-- What you have to do --
For each line below with the word "true", write out a copy.

(Data records for software interfaces)
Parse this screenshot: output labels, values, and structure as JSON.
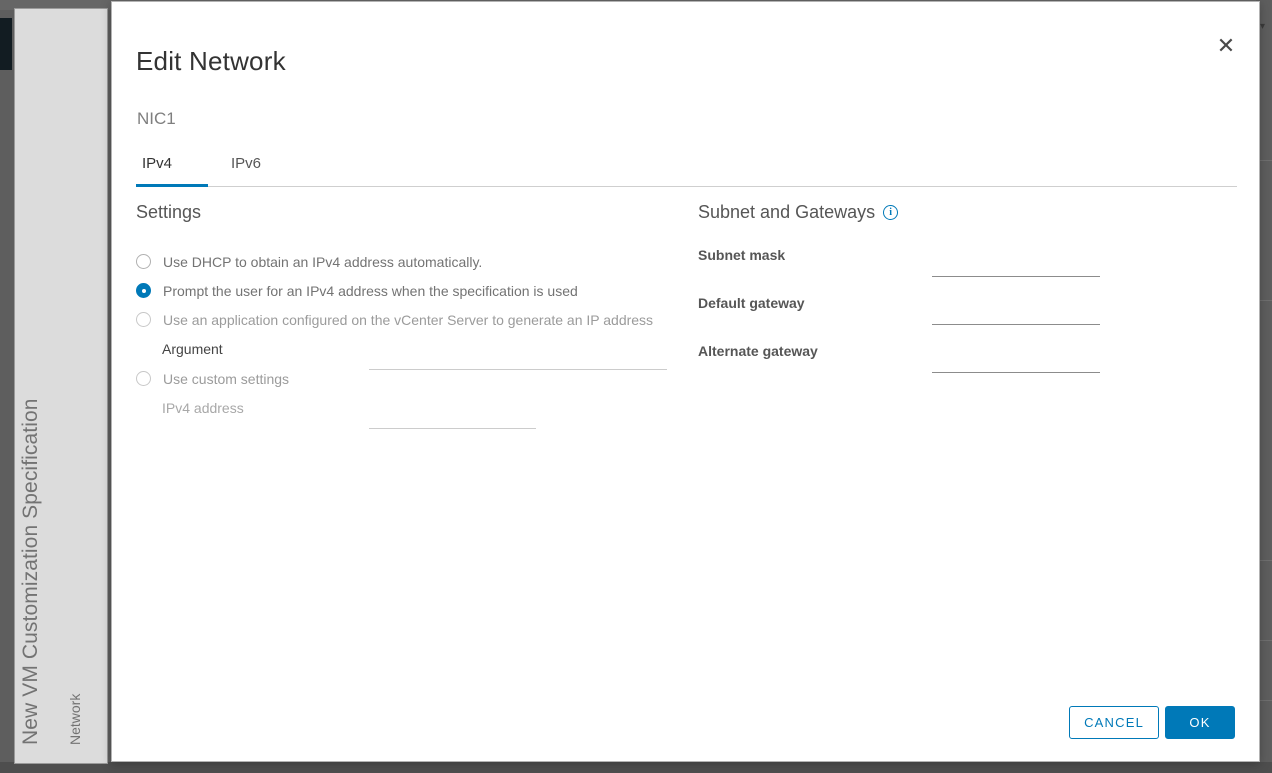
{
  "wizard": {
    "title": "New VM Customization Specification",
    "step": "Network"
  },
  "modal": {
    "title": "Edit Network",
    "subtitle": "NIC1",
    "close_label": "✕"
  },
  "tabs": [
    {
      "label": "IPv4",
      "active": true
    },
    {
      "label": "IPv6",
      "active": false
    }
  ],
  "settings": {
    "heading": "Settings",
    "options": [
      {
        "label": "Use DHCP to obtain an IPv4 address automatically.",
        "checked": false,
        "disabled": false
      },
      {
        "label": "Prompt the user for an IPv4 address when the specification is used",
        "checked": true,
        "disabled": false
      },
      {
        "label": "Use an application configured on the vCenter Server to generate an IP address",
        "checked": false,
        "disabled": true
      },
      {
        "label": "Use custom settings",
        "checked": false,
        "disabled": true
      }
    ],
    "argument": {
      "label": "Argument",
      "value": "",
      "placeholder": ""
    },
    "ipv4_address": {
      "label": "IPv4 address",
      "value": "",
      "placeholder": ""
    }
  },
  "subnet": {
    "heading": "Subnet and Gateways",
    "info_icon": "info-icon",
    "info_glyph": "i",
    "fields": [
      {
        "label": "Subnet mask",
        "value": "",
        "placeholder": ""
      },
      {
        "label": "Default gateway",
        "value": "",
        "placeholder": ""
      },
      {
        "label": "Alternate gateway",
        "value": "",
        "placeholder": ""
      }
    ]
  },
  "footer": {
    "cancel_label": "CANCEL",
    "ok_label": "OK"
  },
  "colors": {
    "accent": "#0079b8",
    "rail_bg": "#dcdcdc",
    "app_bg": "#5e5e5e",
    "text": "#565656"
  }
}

-- Response box --
      "active": true
        "checked": true,
        "disabled": true
        "disabled": true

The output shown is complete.